Subject

8

Date & time

Tue, 8 Nov 2022
10:00 - 15:00

Venue

University of Warwick
Gibbet Hill Rd
Coventry, CV4 7AL

Bookings closed

Bookings are now closed for this past event.

About this day

For A-level and IB students

Biology in Action returns this autumn! Five interactive and engaging sessions delivered by renowned scientists and communicators will inspire and motivate your students. Science writer Helen Pilcher will chair the event, and inspirational biology teacher Leah McClure will deliver a special session with hints and tips for revision and examination success will provide students with the tools to succeed. This is an unmissable and tremendously popular day, and we look forward to welcoming you and your students this autumn.

“I don’t remember a better student conference – we thought every speaker was excellent – just the right level, all animated, engaging and well prepared.”

Programme & speakers

Targeting tau tangles - the race to cure dementia Kevin Moffat, University of Warwick

Ageing populations increase dementia cases, notably Alzheimer’s Disease. We have no cure, however ‘oligomeric tau’ is a potential target. Come with me to recognise its actions inside neurons and across synapses – we must understand it if we’re to stop it.

Kevin Moffat

About Dr Kevin Moffat

For the last thirty-two years Kevin has been a neuro-geneticist at the University of Warwick. Initially developing genetic tools to function map brains, more recently he has been using the fruitfly, Drosophila, to model neurodegenerative disease. His research encompasses neuroscience, physiology and genetics.

Astrobiology – The Hunt for Alien Life Lewis Dartnell, University of Westminster

‘Astrobiology’ is the scientific search for life beyond our planet. Tour the planets and moons in our solar system which may offer the best hope, and further afield to alien worlds we’ve discovered around distant stars. Are we alone in the cosmos?

Lewis Dartnell

About Professor Lewis Dartnell

Lewis is an astrobiologist studying how microbial life might persist on the surface of Mars. He appears regularly on the BBC, National Geographic and Discovery channels.

Life Changing Helen Pilcher, Author and Science Communicator

Ever since our species first evolved, we have been tinkering with nature and altering the course of evolution. Now we share our planet with genetically modified wolves, pizzly bears and cloned polo ponies. Join Helen as she explores the legacy created by this evolutionary mischief-making and explores how humans are changing life on Earth.

Helen Pilcher

About Dr Helen Pilcher

Dr Helen Pilcher is a tea-drinking, biscuit-nibbling science and comedy writer. Her books include Bring Back the King: the Science of De-extinction and Life Changing: How Humans are Altering Life on Earth.

Can our immune system be a personalised cancer cure? John James, University of Warwick

Why is cancer so difficult for our immune system to deal with? New drugs and therapies are beginning to overcome this hurdle and truly cure cancer patients, by enhancing their own immune cells to destroy tumours from within.

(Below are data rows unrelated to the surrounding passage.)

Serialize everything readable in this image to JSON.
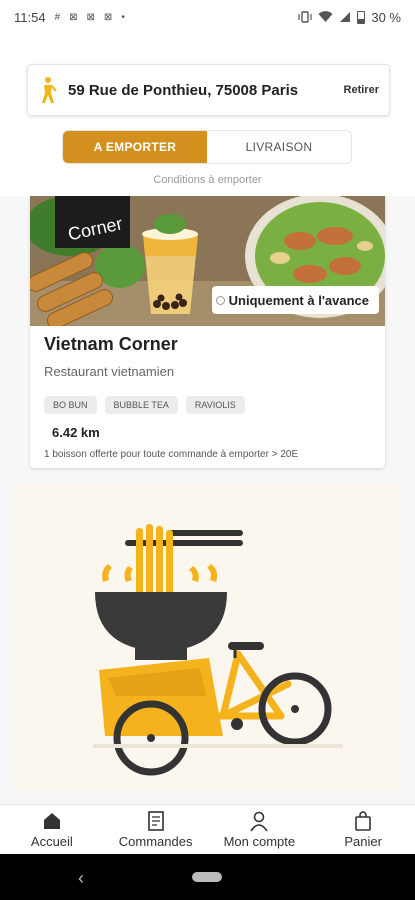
{
  "status_bar": {
    "time": "11:54",
    "notification_icons": [
      "#",
      "⊠",
      "⊠",
      "⊠",
      "•"
    ],
    "battery": "30 %"
  },
  "address": {
    "text": "59 Rue de Ponthieu, 75008 Paris",
    "action": "Retirer"
  },
  "mode_toggle": {
    "options": [
      "A EMPORTER",
      "LIVRAISON"
    ],
    "selected": "A EMPORTER",
    "accent": "#d4901f"
  },
  "conditions_link": "Conditions à emporter",
  "restaurant": {
    "photo_sign_text": "Corner",
    "badge": "Uniquement à l'avance",
    "name": "Vietnam Corner",
    "type": "Restaurant vietnamien",
    "tags": [
      "BO BUN",
      "BUBBLE TEA",
      "RAVIOLIS"
    ],
    "distance": "6.42 km",
    "offer": "1 boisson offerte pour toute commande à emporter > 20E"
  },
  "bottom_nav": [
    {
      "label": "Accueil",
      "icon": "home-icon"
    },
    {
      "label": "Commandes",
      "icon": "receipt-icon"
    },
    {
      "label": "Mon compte",
      "icon": "user-icon"
    },
    {
      "label": "Panier",
      "icon": "bag-icon"
    }
  ]
}
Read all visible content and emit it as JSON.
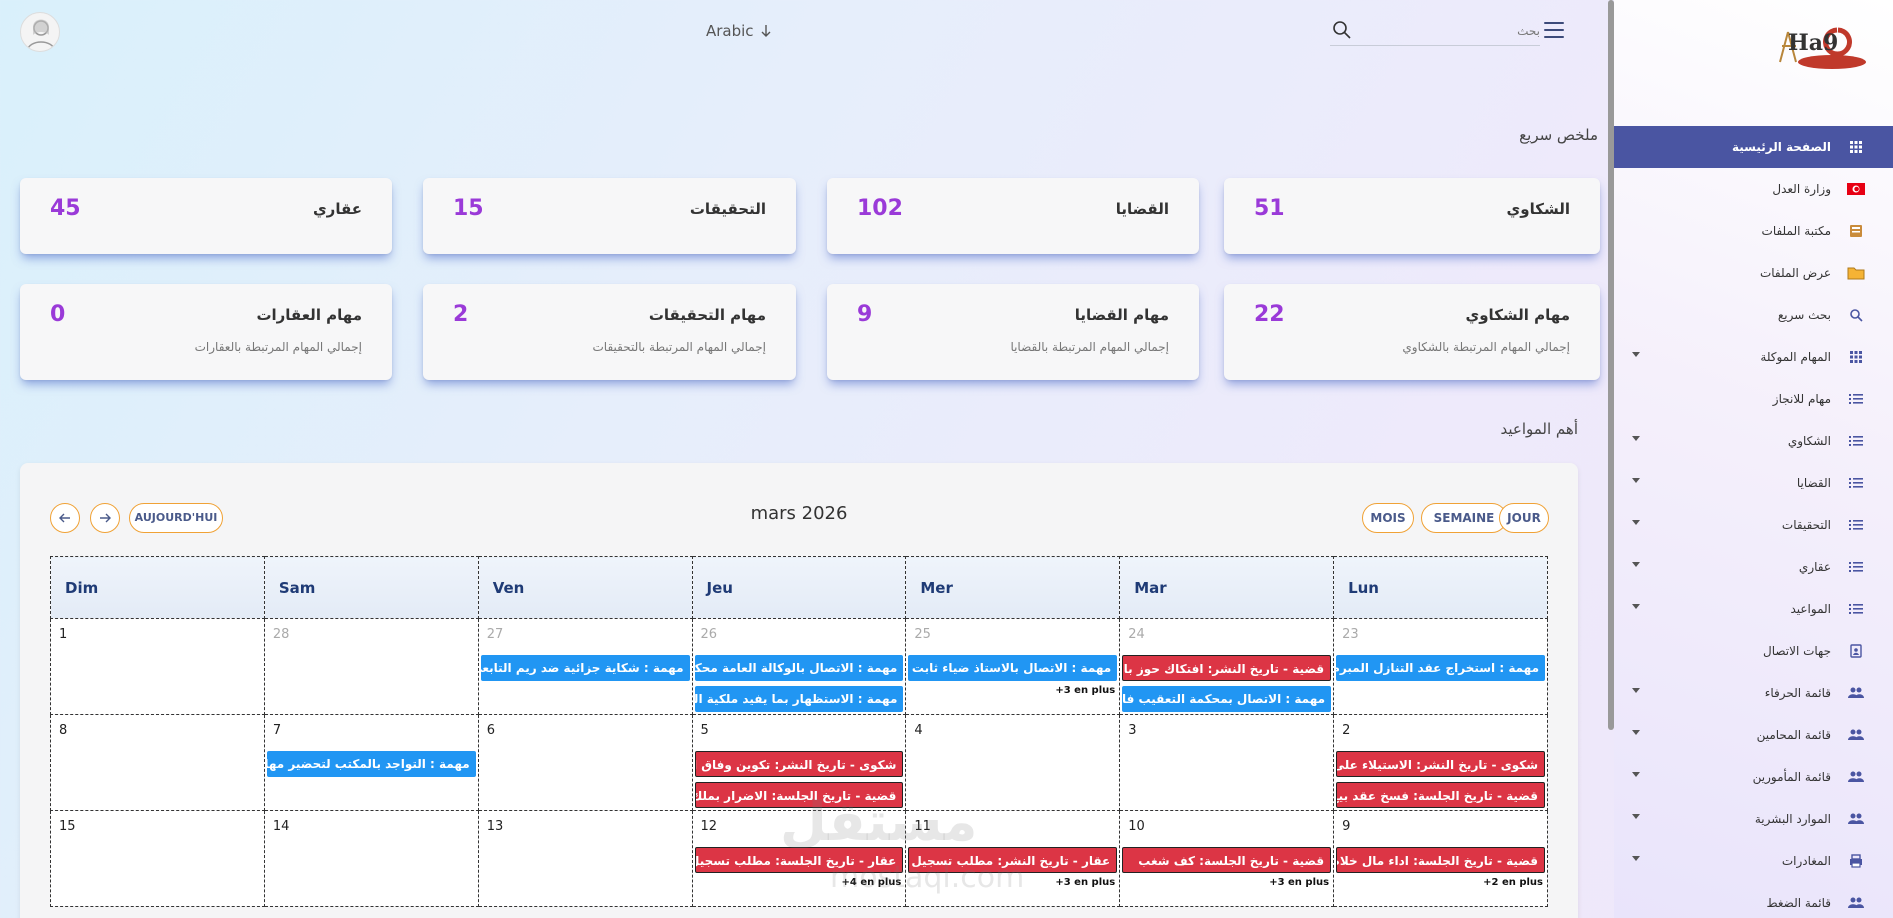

John James

About Dr John James

John studied Biochemistry, before completing a PhD in Molecular Immunology focussed on T cells, an essential blood cell-type of our immune system. He develops new tools to reverse-engineer how T cells recognise infected cells and ‘calculate’ the best response to keep us healthy.

Live long and prosper? Oyinlola Oyebode, Queen Mary, University of London

What can we do to improve our chances of a long and healthy life? Should we be able to choose to do things that might kill us? How can people be persuaded or supported to make choices that will lead to long and healthy lives? In this session we will learn about the dilemmas facing public health decision makers.

Oyinlola Oyebode

About Professor Oyinlola Oyebode

After degrees in Natural Sciences and Neuroscience, Oyinlola completed training in Public Health in 2014. Now a Professor of Public Health at Queen Mary University of London, she studies the behaviours that can make us healthier.